Posted by Larry Doyle on January 5, 2010 11:11 AM |
Life will get increasingly expensive in America 2010.
Just because the calendar changed does not mean the smoke and mirrors disguising massive losses in banks, insurance companies, and federal and municipal operations have undergone some massive purging. If anything, the policies and programs developed in 2009 have likely only exacerbated the losses across a wide cross section of our economic landscape.
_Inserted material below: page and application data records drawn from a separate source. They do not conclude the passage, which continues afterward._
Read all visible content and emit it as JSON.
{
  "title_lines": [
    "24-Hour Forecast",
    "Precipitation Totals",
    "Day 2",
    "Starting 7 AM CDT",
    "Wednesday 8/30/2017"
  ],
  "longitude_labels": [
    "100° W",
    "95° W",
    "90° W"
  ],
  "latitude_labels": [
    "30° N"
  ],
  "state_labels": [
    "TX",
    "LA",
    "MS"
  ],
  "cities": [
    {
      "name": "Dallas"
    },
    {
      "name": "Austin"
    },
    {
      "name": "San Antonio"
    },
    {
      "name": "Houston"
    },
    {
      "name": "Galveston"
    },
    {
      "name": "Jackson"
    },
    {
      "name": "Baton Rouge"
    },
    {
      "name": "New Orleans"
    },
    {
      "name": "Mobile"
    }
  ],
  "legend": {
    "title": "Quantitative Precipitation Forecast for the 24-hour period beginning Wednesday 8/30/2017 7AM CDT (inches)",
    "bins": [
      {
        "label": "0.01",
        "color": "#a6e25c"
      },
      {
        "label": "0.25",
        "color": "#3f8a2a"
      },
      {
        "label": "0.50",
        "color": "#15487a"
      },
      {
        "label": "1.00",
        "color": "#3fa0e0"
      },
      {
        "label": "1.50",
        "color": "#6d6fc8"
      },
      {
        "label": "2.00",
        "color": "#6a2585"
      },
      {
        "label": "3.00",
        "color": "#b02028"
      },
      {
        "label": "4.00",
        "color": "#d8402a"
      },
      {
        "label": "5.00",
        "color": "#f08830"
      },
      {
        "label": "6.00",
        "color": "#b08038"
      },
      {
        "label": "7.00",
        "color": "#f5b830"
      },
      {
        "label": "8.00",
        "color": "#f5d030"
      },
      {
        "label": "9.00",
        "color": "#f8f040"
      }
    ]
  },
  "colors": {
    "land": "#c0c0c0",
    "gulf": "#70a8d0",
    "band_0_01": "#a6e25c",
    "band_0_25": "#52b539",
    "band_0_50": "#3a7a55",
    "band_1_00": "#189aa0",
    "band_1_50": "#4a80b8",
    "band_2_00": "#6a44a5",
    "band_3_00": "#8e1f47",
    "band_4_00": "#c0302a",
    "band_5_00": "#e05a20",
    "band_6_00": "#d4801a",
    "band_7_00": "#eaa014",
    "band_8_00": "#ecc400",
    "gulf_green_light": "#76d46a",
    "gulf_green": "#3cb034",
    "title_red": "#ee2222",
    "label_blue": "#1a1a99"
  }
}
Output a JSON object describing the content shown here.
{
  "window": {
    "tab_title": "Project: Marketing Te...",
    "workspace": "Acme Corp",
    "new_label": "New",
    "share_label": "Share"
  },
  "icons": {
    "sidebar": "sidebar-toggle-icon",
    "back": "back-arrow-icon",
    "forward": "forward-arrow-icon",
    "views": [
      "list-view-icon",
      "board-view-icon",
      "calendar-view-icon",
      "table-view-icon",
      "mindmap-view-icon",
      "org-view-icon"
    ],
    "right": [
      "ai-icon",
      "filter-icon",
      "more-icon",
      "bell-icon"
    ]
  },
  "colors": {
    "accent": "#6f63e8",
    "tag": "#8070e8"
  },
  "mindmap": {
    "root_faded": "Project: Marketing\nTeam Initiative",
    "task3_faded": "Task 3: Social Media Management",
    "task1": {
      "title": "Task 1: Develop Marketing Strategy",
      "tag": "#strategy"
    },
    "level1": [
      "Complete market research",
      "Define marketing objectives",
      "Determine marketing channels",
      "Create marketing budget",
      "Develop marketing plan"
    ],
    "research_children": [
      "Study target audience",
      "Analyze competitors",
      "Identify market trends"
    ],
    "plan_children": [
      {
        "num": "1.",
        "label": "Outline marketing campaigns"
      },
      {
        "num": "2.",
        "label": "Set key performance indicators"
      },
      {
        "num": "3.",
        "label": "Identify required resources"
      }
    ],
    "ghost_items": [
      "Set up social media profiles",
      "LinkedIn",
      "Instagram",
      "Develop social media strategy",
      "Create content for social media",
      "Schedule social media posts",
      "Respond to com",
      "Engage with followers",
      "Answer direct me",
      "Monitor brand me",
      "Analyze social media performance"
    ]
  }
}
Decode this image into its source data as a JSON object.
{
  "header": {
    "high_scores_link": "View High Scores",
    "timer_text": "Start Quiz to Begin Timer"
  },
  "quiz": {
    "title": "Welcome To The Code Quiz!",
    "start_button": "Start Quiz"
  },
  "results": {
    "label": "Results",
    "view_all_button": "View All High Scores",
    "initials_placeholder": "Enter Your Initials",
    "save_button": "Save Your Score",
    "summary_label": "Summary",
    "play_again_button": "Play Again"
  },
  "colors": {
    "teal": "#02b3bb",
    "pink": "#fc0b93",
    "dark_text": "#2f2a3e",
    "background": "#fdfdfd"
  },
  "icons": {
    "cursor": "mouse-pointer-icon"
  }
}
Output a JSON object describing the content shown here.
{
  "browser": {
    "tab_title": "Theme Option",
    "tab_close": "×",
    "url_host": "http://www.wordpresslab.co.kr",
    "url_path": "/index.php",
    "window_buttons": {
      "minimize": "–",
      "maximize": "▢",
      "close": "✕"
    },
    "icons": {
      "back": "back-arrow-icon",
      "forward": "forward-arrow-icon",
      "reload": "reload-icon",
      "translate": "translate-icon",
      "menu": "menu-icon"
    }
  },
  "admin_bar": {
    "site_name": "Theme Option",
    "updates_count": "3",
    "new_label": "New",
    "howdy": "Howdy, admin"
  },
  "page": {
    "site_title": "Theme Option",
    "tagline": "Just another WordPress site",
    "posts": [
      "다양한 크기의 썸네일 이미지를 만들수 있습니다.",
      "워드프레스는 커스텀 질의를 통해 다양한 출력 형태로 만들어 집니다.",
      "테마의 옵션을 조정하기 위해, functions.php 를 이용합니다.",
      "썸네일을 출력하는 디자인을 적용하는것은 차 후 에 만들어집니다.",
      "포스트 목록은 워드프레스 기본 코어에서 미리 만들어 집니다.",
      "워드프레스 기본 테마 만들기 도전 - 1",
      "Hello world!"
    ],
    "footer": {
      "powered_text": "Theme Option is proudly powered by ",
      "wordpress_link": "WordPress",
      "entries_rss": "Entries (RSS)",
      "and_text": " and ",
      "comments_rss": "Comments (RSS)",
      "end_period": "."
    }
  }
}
Our federal deficit obviously dwarfs all public and private deficits combined. That said, the obfuscation in other financial corners of our economic landscape are egregious. This obfuscation is often accomplished via an accounting practice known as smoothing. While this practice is not necessarily an indication of improper – if not illegal – financial chicanery, very often the two go hand in hand. Which financial institutions most seriously violated generally accepted accounting practices via smoothing? Hello Freddie. Hello Fannie. And we will pay.
Where else will American taxpayers pay? Public pensions. How much will the smoothie cost at the public pension Dairy Queen? How does $2 trillion sound, or a full four to five times the currently projected cost?
The Financial Times today provides a chilling, sobering, and smooth review of this story in writing, U.S. Public Pensions Face $2 Trillion Deficit:
The US public pension system faces a higher-than-expected shortfall of more than $2,000bn that will increase pressure on many states’ strained finances and crimp economic growth, according to the chairman of New Jersey’s pension fund.
The estimate by Orin Kramer will fuel investors’ concerns over the deteriorating financial health of US states after the recession. “State and local governments are correctly perceived to be in serious difficulty,” Mr Kramer told the Financial Times.
“If you factor in the reality of these unfunded promises, their deficits will rise exponentially.”
Estimates of aggregate funding requirement of the US pension system have ranged between $400bn and $500bn, but Mr Kramer’s analysis concluded that public funds would need to find more than $2,000bn to meet future pension obligations.
A shortfall of that size could force state governments to take unpalatable decisions such as pouring more public money into their funds or reducing pension benefits. State and local governments have already cut spending to close budget deficits.
Mr Kramer, chairman of New Jersey’s investment council and also a senior partner at the hedge fund Boston Provident, warned that outdated accounting models and unrealistic expectations of future returns had led states to underestimate their pension requirements.
Public pension funds do not use mark-to-market accounting, relying instead on actuarial numbers that average out value of assets and liabilities over a number of years – a process known as “smoothing”. Mr Kramer’s analysis used the market value of the assets and liabilities of the top 25 public pension funds at the end of the year.
What are the ramifications of this reality? Ongoing cuts in services. Ongoing layoffs in municipal payrolls. Increased taxes. Could a state or municipality default? The chances are not zero that a municipality will not default.
What other lesson should we learn from this story? When you see the term smoothing used for financial accounting purposes, get nervous and look deeper. Smoothies do not typically come in kiddie size.